$\begingroup$

E.g.:

  • 7.2-7.3MHz are Region 2 but not Region 1. My license is "from" Region 1.
  • 1.25 meter band is not available in the UK
  • Operating from aircraft is not permitted in the UK. Would it be if I visited the US?

I realise that any frequencies not allowed in Region 2 would of course be a no-no when transmitting inside Region 2.

$\endgroup$
9
$\begingroup$

You're correct in your understanding about region: given that you're operating in a part of the US that is in Region 2 (there are a few US overseas territories in Region 3), you need to conform to the Region 2 band plan, and not any other.

FCC regulation 97.301(b), concerning authorized frequencies, grants the same privileges to a CEPT (non-novice) license-holder as to the holder of an Amateur Extra license (the highest class of license in the US). Since you will be in the United States, this is the only thing that governs what you are and aren't allowed to do, not your privileges in your home country. Your UK full license meets the criteria, so you have all of the privileges of an Extra while operating in the US, in terms of frequencies, aerial operation, and whatever else.

$\endgroup$
6
$\begingroup$

As a UK license holder operating in the United States, you will be operating under CEPT Recommendation T/R 61-01.

According to the CEPT regulations(PDF), it explicitly states that:
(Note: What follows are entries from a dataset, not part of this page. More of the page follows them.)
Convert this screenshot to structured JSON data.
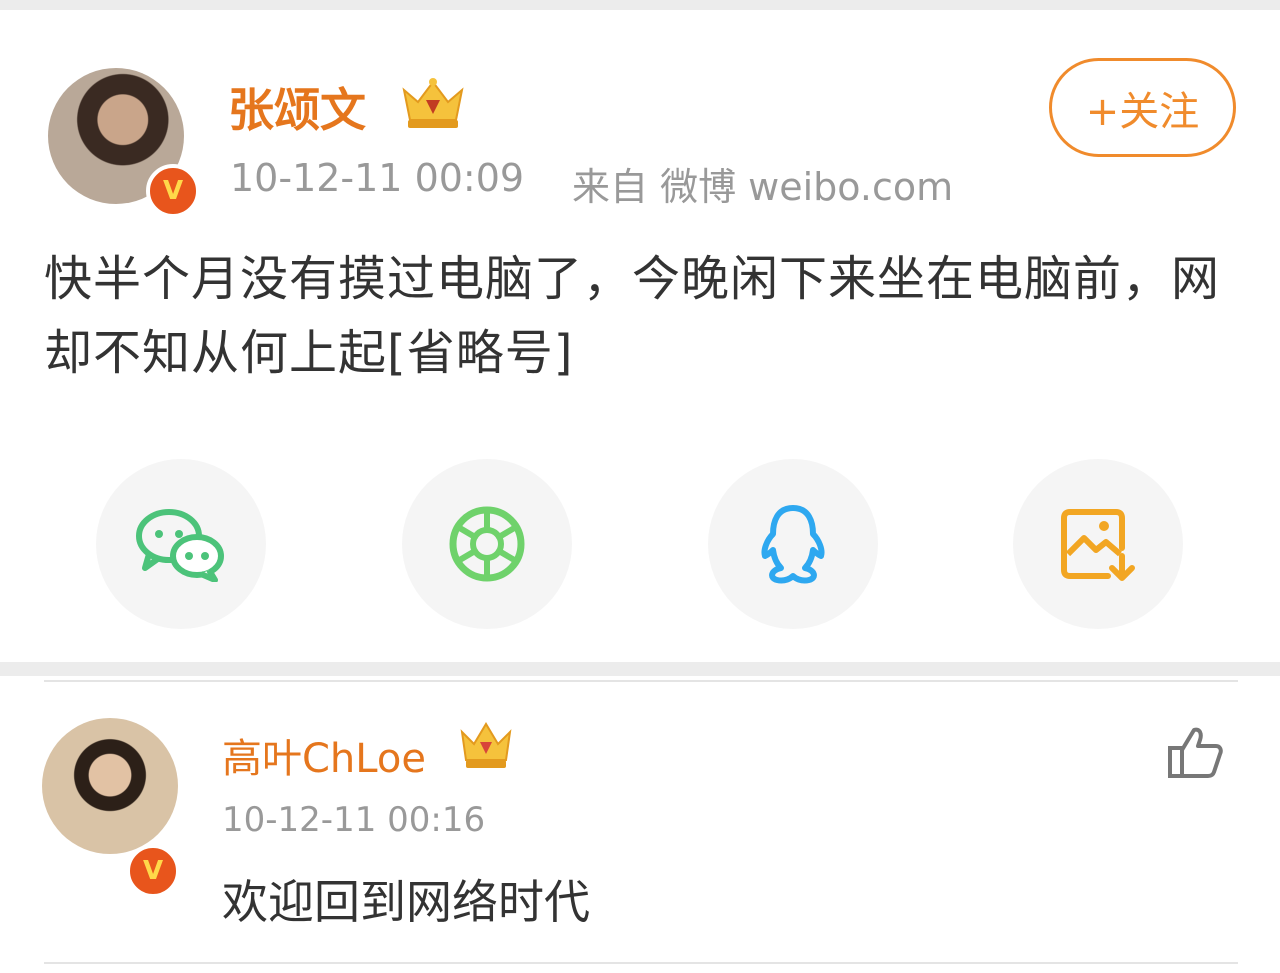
{
  "post": {
    "author": "张颂文",
    "timestamp": "10-12-11 00:09",
    "source": "来自 微博 weibo.com",
    "follow_label": "+关注",
    "text": "快半个月没有摸过电脑了，今晚闲下来坐在电脑前，网却不知从何上起[省略号]",
    "verified_mark": "V"
  },
  "share": {
    "items": [
      {
        "name": "wechat",
        "icon": "wechat-icon",
        "color": "#4cc37a"
      },
      {
        "name": "moments",
        "icon": "moments-shutter-icon",
        "color": "#6fd26b"
      },
      {
        "name": "qq",
        "icon": "qq-penguin-icon",
        "color": "#2ea8f0"
      },
      {
        "name": "save-image",
        "icon": "save-image-icon",
        "color": "#f2a623"
      }
    ]
  },
  "comment": {
    "author": "高叶ChLoe",
    "timestamp": "10-12-11 00:16",
    "text": "欢迎回到网络时代",
    "verified_mark": "V",
    "like_icon": "thumbs-up-icon"
  },
  "colors": {
    "username": "#e5761d",
    "follow": "#f08b2c",
    "meta": "#999999",
    "verified": "#e8551c"
  }
}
The CEPT Licence permits utilisation of all frequency bands allocated to the Amateur Service and Amateur Satellite Service and authorised in the country where the amateur station is to be operated.

With a note that:

Special attention should be paid to the difference in frequency allocations to the radio amateur services in the three ITU Regions

According to their FAQ document(MS Word document), this is also the case:

Whose operating privileges should the visitor use?

The operating privileges for the visitor operating under the CEPT Licence are defined by the COUNTRY BEING VISITED, NOT THE PRIVILEGES IN HIS [sic] OWN COUNTRY.

So you have full access to all the US bands, regardless of where you are from. Just make sure to operate according to the US regulations at all times.

(Source for this information: the Operating Abroad page on the RSGB website.)

$\endgroup$

Your Answer

By clicking “Post Your Answer”, you agree to our terms of service, privacy policy and cookie policy

Not the answer you're looking for? Browse other questions tagged or ask your own question.